Indian markets heaved a sigh of relief when the Supreme Court on Friday adjudicated in favor of the Committee of Creditors (COC). A quick background! In the Essar resolution case, Standard Chartered (an unsecured creditor) had approached the NCLAT (NCLT Appellate Tribunal) over the compensation given to it. NCLAT had ruled in favor of a higher compensation to Stanchart. This had resulted in the COC filing a review petition in the Supreme Court. The SC has now struck down the NCLAT order and restored full powers to the COC. This would have a much larger meaning for insolvency cases beyond the Essar case.
Closure for Essar case
Essar case had been stuck in the IBC after the last NCLAT order had led to the COC approaching the SC. The order, effectively, restores the supremacy of the financial creditors represented by the COC in the insolvency settlement process. The order also lays down a clear waterfall regarding how the dues will be prioritized. It states that the financial secured creditors will have the first priority followed by the financial unsecured creditors and finally by the operational creditors. However, the SC order also places the onus on the COC to ensure that the operational creditors are adequately compensated and they are not short changed. This will ensure greater accountability in the process while avoiding frivolous legal cases.
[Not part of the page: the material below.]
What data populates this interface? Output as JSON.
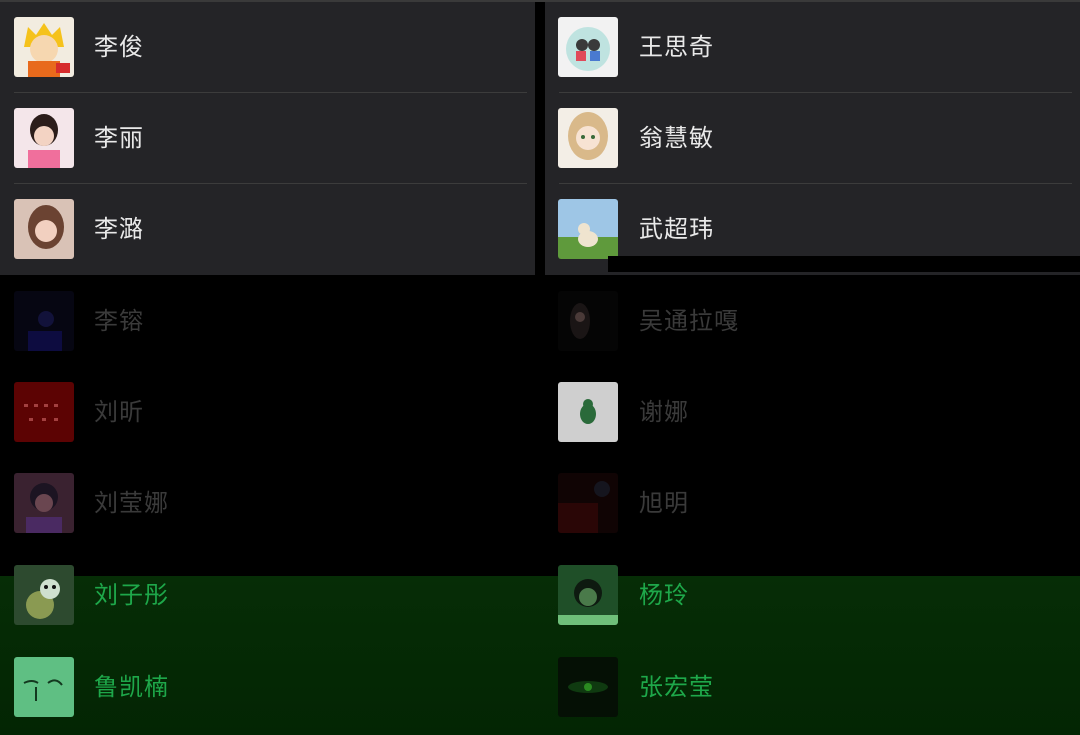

Expedite the IBC process
In a way, the Essar case and the SC order also comes as a larger precedent for all future IBC cases. While secured financial creditors clearly had priority, the issue was pertaining to operational creditors like the vendors, suppliers, consultants, service providers etc. This worked both ways and quite often these operational creditors were in a position to delay the entire IBC process by filing frivolous claims. This had resulted in a lot of such IBC cases getting stuck with no resolution. The judgment puts the entire relationship in perspective. It not only gives full powers to the COC to decide on the distribution but also puts on them the onus of protecting the larger interests of operational creditors and should be beneficial in the long run.
Smooth for banks
But, the biggest advantage could be for the banks that have lent to these bankrupt companies. Recoveries continue to be slow as cases are stuck up in a slew of litigations. In most cases, it is the tiff between operational and financial creditors. Most of the large PSU banks have already provided for most of the losses on account of these loans and any substantial recovery will make a meaningful difference to their bottom lines in the coming quarters. That should certainly be a major plus for Indian PSU banks as locked up liquidity gets freed up for productive use! ©